> [What the exercise asks]: Write out each line of the material exactly as given, and drop the images.

•••••

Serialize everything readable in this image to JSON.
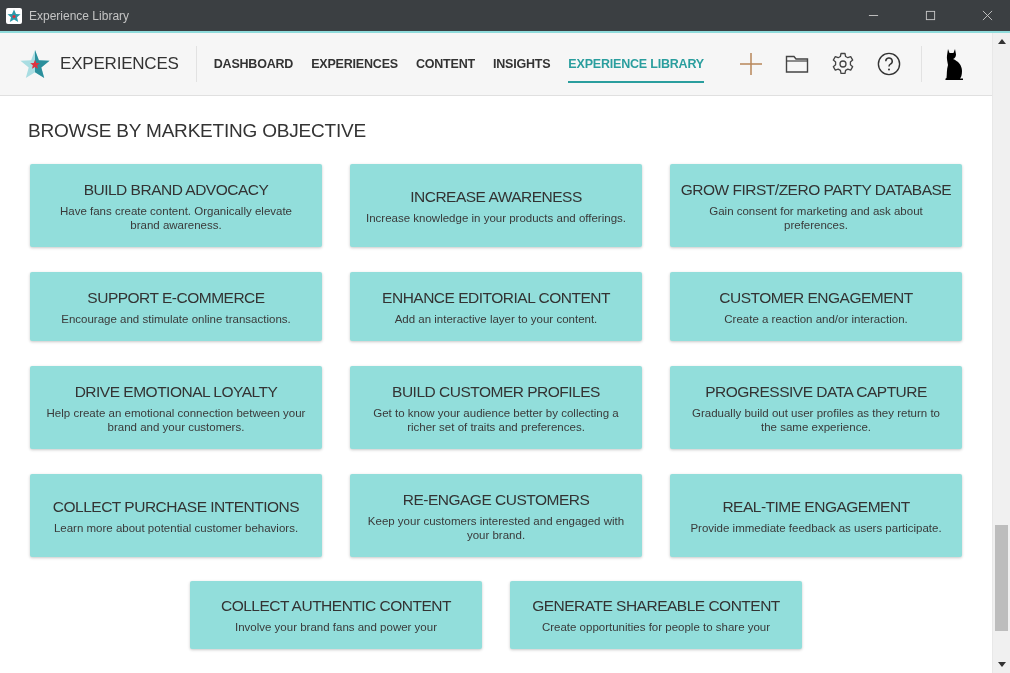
{
  "window": {
    "title": "Experience Library"
  },
  "brand": "EXPERIENCES",
  "nav": [
    {
      "label": "DASHBOARD",
      "selected": false
    },
    {
      "label": "EXPERIENCES",
      "selected": false
    },
    {
      "label": "CONTENT",
      "selected": false
    },
    {
      "label": "INSIGHTS",
      "selected": false
    },
    {
      "label": "EXPERIENCE LIBRARY",
      "selected": true
    }
  ],
  "section_title": "BROWSE BY MARKETING OBJECTIVE",
  "objectives": [
    {
      "title": "BUILD BRAND ADVOCACY",
      "description": "Have fans create content. Organically elevate brand awareness."
    },
    {
      "title": "INCREASE AWARENESS",
      "description": "Increase knowledge in your products and offerings."
    },
    {
      "title": "GROW FIRST/ZERO PARTY DATABASE",
      "description": "Gain consent for marketing and ask about preferences."
    },
    {
      "title": "SUPPORT E-COMMERCE",
      "description": "Encourage and stimulate online transactions."
    },
    {
      "title": "ENHANCE EDITORIAL CONTENT",
      "description": "Add an interactive layer to your content."
    },
    {
      "title": "CUSTOMER ENGAGEMENT",
      "description": "Create a reaction and/or interaction."
    },
    {
      "title": "DRIVE EMOTIONAL LOYALTY",
      "description": "Help create an emotional connection between your brand and your customers."
    },
    {
      "title": "BUILD CUSTOMER PROFILES",
      "description": "Get to know your audience better by collecting a richer set of traits and preferences."
    },
    {
      "title": "PROGRESSIVE DATA CAPTURE",
      "description": "Gradually build out user profiles as they return to the same experience."
    },
    {
      "title": "COLLECT PURCHASE INTENTIONS",
      "description": "Learn more about potential customer behaviors."
    },
    {
      "title": "RE-ENGAGE CUSTOMERS",
      "description": "Keep your customers interested and engaged with your brand."
    },
    {
      "title": "REAL-TIME ENGAGEMENT",
      "description": "Provide immediate feedback as users participate."
    },
    {
      "title": "COLLECT AUTHENTIC CONTENT",
      "description": "Involve your brand fans and power your"
    },
    {
      "title": "GENERATE SHAREABLE CONTENT",
      "description": "Create opportunities for people to share your"
    }
  ]
}
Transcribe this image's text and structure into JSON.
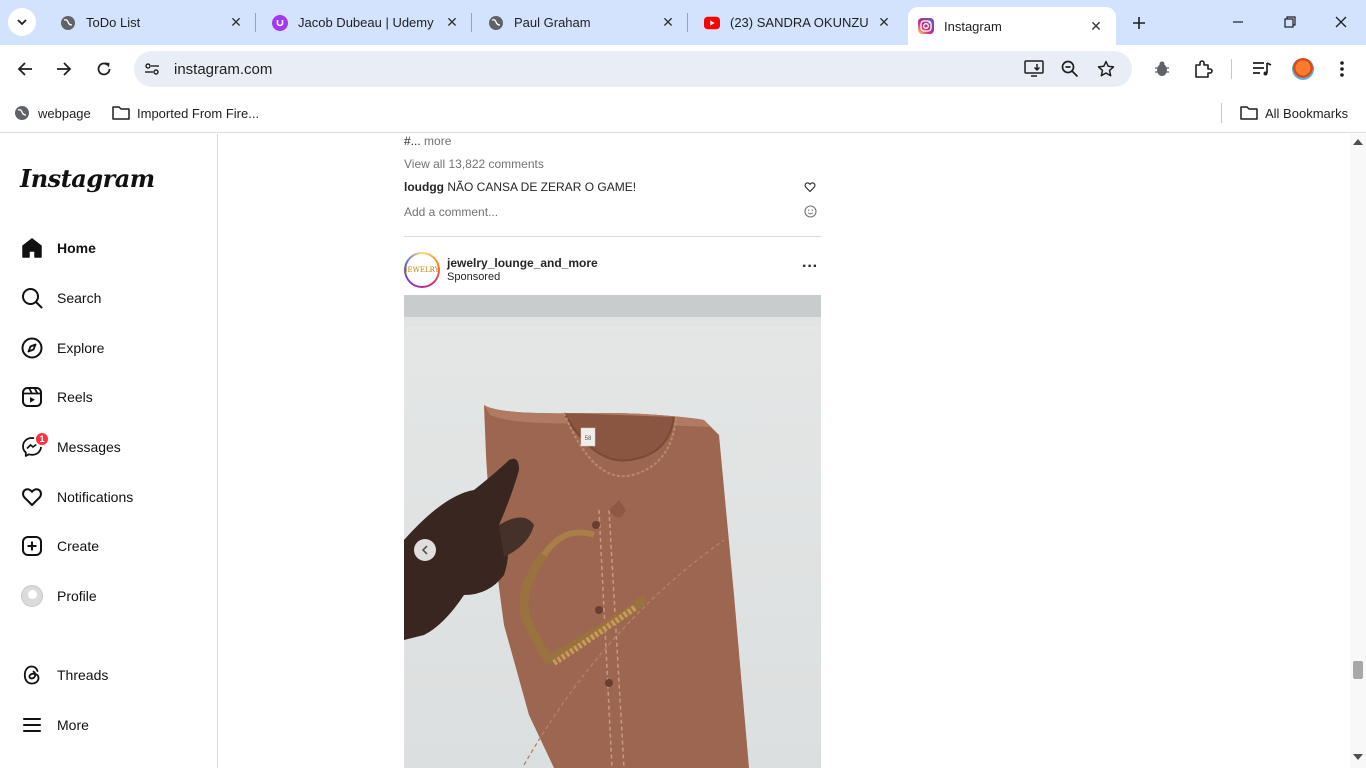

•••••

> [Result of this task]:
Serialize everything readable in this image to JSON.
{
  "window": {
    "title": "Experience Library"
  },
  "brand": "EXPERIENCES",
  "nav": [
    {
      "label": "DASHBOARD",
      "selected": false
    },
    {
      "label": "EXPERIENCES",
      "selected": false
    },
    {
      "label": "CONTENT",
      "selected": false
    },
    {
      "label": "INSIGHTS",
      "selected": false
    },
    {
      "label": "EXPERIENCE LIBRARY",
      "selected": true
    }
  ],
  "section_title": "BROWSE BY MARKETING OBJECTIVE",
  "objectives": [
    {
      "title": "BUILD BRAND ADVOCACY",
      "description": "Have fans create content. Organically elevate brand awareness."
    },
    {
      "title": "INCREASE AWARENESS",
      "description": "Increase knowledge in your products and offerings."
    },
    {
      "title": "GROW FIRST/ZERO PARTY DATABASE",
      "description": "Gain consent for marketing and ask about preferences."
    },
    {
      "title": "SUPPORT E-COMMERCE",
      "description": "Encourage and stimulate online transactions."
    },
    {
      "title": "ENHANCE EDITORIAL CONTENT",
      "description": "Add an interactive layer to your content."
    },
    {
      "title": "CUSTOMER ENGAGEMENT",
      "description": "Create a reaction and/or interaction."
    },
    {
      "title": "DRIVE EMOTIONAL LOYALTY",
      "description": "Help create an emotional connection between your brand and your customers."
    },
    {
      "title": "BUILD CUSTOMER PROFILES",
      "description": "Get to know your audience better by collecting a richer set of traits and preferences."
    },
    {
      "title": "PROGRESSIVE DATA CAPTURE",
      "description": "Gradually build out user profiles as they return to the same experience."
    },
    {
      "title": "COLLECT PURCHASE INTENTIONS",
      "description": "Learn more about potential customer behaviors."
    },
    {
      "title": "RE-ENGAGE CUSTOMERS",
      "description": "Keep your customers interested and engaged with your brand."
    },
    {
      "title": "REAL-TIME ENGAGEMENT",
      "description": "Provide immediate feedback as users participate."
    },
    {
      "title": "COLLECT AUTHENTIC CONTENT",
      "description": "Involve your brand fans and power your"
    },
    {
      "title": "GENERATE SHAREABLE CONTENT",
      "description": "Create opportunities for people to share your"
    }
  ]
}
Transcribe this image's text and structure into JSON.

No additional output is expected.